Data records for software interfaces
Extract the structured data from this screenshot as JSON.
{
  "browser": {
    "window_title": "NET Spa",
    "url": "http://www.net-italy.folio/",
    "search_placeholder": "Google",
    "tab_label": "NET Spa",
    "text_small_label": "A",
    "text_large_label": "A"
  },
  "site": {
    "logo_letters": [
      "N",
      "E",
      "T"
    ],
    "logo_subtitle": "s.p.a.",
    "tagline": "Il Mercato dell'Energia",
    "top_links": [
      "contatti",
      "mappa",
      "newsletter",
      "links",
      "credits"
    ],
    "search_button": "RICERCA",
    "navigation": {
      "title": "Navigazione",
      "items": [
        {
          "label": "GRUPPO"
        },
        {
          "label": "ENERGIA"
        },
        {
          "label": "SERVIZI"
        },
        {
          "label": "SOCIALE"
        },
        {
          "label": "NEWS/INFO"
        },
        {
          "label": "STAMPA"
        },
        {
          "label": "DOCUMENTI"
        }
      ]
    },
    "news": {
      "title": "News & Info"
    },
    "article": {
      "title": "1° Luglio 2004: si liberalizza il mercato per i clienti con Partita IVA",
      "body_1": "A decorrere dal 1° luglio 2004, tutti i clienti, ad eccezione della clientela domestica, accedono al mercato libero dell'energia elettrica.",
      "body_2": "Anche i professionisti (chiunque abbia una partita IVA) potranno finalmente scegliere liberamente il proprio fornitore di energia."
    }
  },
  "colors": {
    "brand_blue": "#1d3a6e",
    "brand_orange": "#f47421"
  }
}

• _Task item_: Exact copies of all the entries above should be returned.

• _Answer section_:
Extract the structured data from this screenshot as JSON.
{
  "browser": {
    "window_title": "NET Spa",
    "url": "http://www.net-italy.folio/",
    "search_placeholder": "Google",
    "tab_label": "NET Spa",
    "text_small_label": "A",
    "text_large_label": "A"
  },
  "site": {
    "logo_letters": [
      "N",
      "E",
      "T"
    ],
    "logo_subtitle": "s.p.a.",
    "tagline": "Il Mercato dell'Energia",
    "top_links": [
      "contatti",
      "mappa",
      "newsletter",
      "links",
      "credits"
    ],
    "search_button": "RICERCA",
    "navigation": {
      "title": "Navigazione",
      "items": [
        {
          "label": "GRUPPO"
        },
        {
          "label": "ENERGIA"
        },
        {
          "label": "SERVIZI"
        },
        {
          "label": "SOCIALE"
        },
        {
          "label": "NEWS/INFO"
        },
        {
          "label": "STAMPA"
        },
        {
          "label": "DOCUMENTI"
        }
      ]
    },
    "news": {
      "title": "News & Info"
    },
    "article": {
      "title": "1° Luglio 2004: si liberalizza il mercato per i clienti con Partita IVA",
      "body_1": "A decorrere dal 1° luglio 2004, tutti i clienti, ad eccezione della clientela domestica, accedono al mercato libero dell'energia elettrica.",
      "body_2": "Anche i professionisti (chiunque abbia una partita IVA) potranno finalmente scegliere liberamente il proprio fornitore di energia."
    }
  },
  "colors": {
    "brand_blue": "#1d3a6e",
    "brand_orange": "#f47421"
  }
}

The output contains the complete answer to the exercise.